Latin American rental in the spotlight
By Cristián Peters25 February 2022
How are rental companies in Latin America responding to the supply chain challenges? Cristian Peters, Editor of Construction Latin America (CLA), a sister magazine to IRN, reports.
Latin American rental companies and contractors are facing a challenging situation when it comes to purchasing equipment, with rising equipment prices caused by a combination of higher steel costs, rising shipping costs and, generally, a weakening of exchange rates against the US dollar.
Even so, there has been promising signs as investment returns and projects are restarted after the worst of the pandemic.
“The volume of activity, measured as leased fleet, increased significantly compared to 2020, and was also higher than 2019”, says Pablo Lam, CEO of SK Rental, one of the largest rental companies in Chile, which also has operations in Bolivia, Colombia and Peru.
“This is due to the reactivation of projects and because we believe that market uncertainty has increased in the current situation and that has increased rental penetration in all the markets where we operate.” SK Rental sold its Brazilian rental business to Mills Rental last year.
Reinforcing this view is the fact that utilisation the SK Rental fleet in 2021 was around 75%; “this is between 5 and 10 percentage points above 2019 and 2020”, he says.
Capital expenditure is up
In 2020 rental companies reduced capital expenditures on equipment, with investment rising by around 30% last year and predictions of a similar increase this year. For example, Locar Guindastes e Transpotes Intermodais, a major Brazilian company, is investing heavily in the renewal and expansion of its fleet and recently placed an order for more than 500 Genie aerial platforms.
The largest Brazilian rental company, Mills, in addition to its acquisition of SK Rental’s Brazilian operations, completed two other acquisitions, those of Nest Rental and Altoplat, thereby consolidating its leadership in rental of aerial work platforms. According to Sérgio Kariya, CEO of the company, it will now have a market share in aerial platforms of around 29%.
Last year saw the business recover. “If we compare the impact of 2021 with 2019, we increased our EBITDA by approximately 85%. If we compare the result of Mills with the previous year (2020), the growth is around 67%”, says Kariya.
“The result was a combination of realising synergies from the mergers, gains in efficiency and productivity, as well as an improvement in our rental rates.”
The company anticipated the supply chain issues and took action, says Kariya; “At the end of 2020, due to the pandemic, we saw possible logistical restrictions and a strong restriction in the supply chain, which caused us to increase our spare parts inventory by 150% to maintain the level of service to our customers, in addition to focus on reducing our equipment unavailability.
“This action turned out to be correct because the impact of supply chain restrictions was very strong all over the world.”
This, coupled with improving demand for aerial access equipment, brought an improvement in the company’s equipment utilization from 57% to nearly 68% by the end of 2021.
What about rental prices?

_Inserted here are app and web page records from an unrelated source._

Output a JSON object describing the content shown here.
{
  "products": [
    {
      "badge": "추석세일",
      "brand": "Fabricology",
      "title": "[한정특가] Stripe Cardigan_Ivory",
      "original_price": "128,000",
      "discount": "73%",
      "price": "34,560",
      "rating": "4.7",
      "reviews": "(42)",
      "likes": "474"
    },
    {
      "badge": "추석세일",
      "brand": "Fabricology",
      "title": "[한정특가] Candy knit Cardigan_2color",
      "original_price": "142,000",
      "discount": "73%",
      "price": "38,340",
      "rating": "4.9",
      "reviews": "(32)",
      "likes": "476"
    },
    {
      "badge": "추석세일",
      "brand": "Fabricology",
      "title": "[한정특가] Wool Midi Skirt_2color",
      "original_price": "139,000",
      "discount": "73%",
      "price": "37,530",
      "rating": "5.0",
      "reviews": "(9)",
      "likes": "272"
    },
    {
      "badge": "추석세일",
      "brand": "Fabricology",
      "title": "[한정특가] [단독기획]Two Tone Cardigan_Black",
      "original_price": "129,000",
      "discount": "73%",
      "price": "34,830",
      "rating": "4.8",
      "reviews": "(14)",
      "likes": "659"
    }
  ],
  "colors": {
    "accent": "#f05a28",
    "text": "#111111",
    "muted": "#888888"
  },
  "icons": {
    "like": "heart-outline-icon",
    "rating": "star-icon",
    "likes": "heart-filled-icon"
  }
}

Rental companies rarely publish their prices , but in general terms it can be estimated that the monthly rates for earthmoving machines should be around 5-7% of the value of the equipment and closer to 10% for light equipment.
“Companies, in general, seek a return on investment of 45% per year in ‘yellow line’ equipment and 70% in light equipment,” one industry insider told Construction Latin America (CLA).
Pablo Lam at SKC says prices have increased; “Rental rates have registered an increase as a result of the higher cost of equipment and spare parts for the reasons indicated.
“I think that rental companies are making an effort to try not to pass on all this higher cost to customers, seeking greater efficiency. I estimate an average increase in rates in the market at close to 10% in 2021”, he says.
According to Kariya at Mills, although the value of the equipment has grown strongly, it has managed to increase its rates by 10%. “Our competitors are also following us in recovering prices, which creates a healthy environment to seek better returns on investment,” he says.
Only during the second half of 2022 could the supply chain situation start to ease. One industry representative tells CLA; “Currently there is no inventory. If you buy a piece of equipment today it will not arrive before August/September, but the times should start to improve as the year goes on”. The same source added that there could be a further 10% rise in equipment process between the start of 2022 and the end of the year.
For Pablo Lam at SKC, the increase in rental prices will depend on the situation in particular countries in Latin America. “However, as I indicated earlier, rental companies are making great efforts in terms of efficiency to avoid passing on all the higher costs to customers, and in this sense, the digital transformation of our companies allows us to be faster and more efficient.”
Mills is also optimistic for 2022. Sérgio Kariya says; “Despite being a challenging year for Brazil’s GDP, with more inflation to come and a presidential election year, we expect the increase in infrastructure projects, combined with imbalance between supply and the demand, to generate a positive impact and better rental rates.”